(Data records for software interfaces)

◇ ◇ ◇

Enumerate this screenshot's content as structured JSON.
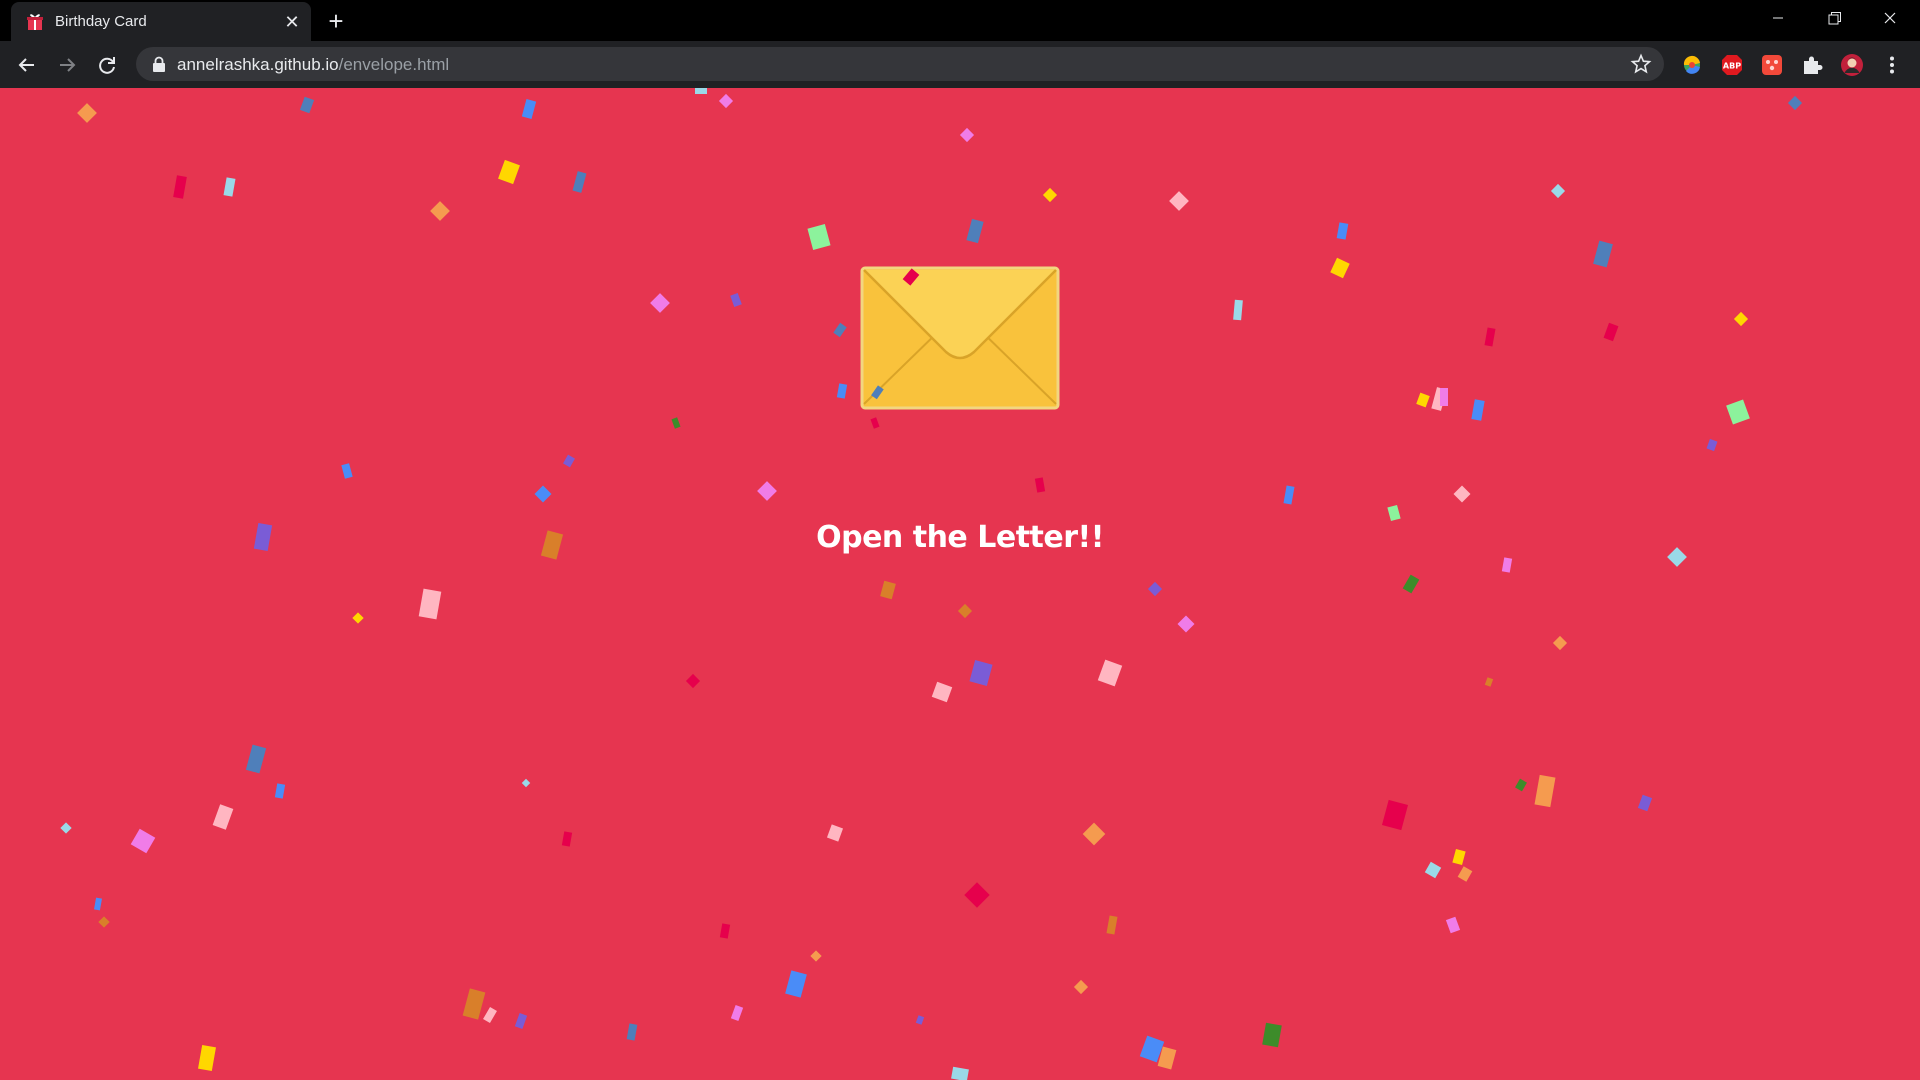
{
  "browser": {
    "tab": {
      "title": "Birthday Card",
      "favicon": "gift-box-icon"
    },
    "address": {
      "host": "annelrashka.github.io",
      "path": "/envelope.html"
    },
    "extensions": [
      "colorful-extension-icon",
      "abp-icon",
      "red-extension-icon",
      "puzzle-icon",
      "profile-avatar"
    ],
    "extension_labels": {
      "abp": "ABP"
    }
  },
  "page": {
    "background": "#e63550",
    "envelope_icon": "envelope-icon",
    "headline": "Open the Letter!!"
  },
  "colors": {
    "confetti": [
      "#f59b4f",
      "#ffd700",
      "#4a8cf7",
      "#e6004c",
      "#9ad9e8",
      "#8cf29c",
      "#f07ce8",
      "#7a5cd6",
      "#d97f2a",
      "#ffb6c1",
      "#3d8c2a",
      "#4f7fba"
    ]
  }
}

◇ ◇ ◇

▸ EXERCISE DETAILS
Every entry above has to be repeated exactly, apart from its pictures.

▸ RESULT
Enumerate this screenshot's content as structured JSON.
{
  "browser": {
    "tab": {
      "title": "Birthday Card",
      "favicon": "gift-box-icon"
    },
    "address": {
      "host": "annelrashka.github.io",
      "path": "/envelope.html"
    },
    "extensions": [
      "colorful-extension-icon",
      "abp-icon",
      "red-extension-icon",
      "puzzle-icon",
      "profile-avatar"
    ],
    "extension_labels": {
      "abp": "ABP"
    }
  },
  "page": {
    "background": "#e63550",
    "envelope_icon": "envelope-icon",
    "headline": "Open the Letter!!"
  },
  "colors": {
    "confetti": [
      "#f59b4f",
      "#ffd700",
      "#4a8cf7",
      "#e6004c",
      "#9ad9e8",
      "#8cf29c",
      "#f07ce8",
      "#7a5cd6",
      "#d97f2a",
      "#ffb6c1",
      "#3d8c2a",
      "#4f7fba"
    ]
  }
}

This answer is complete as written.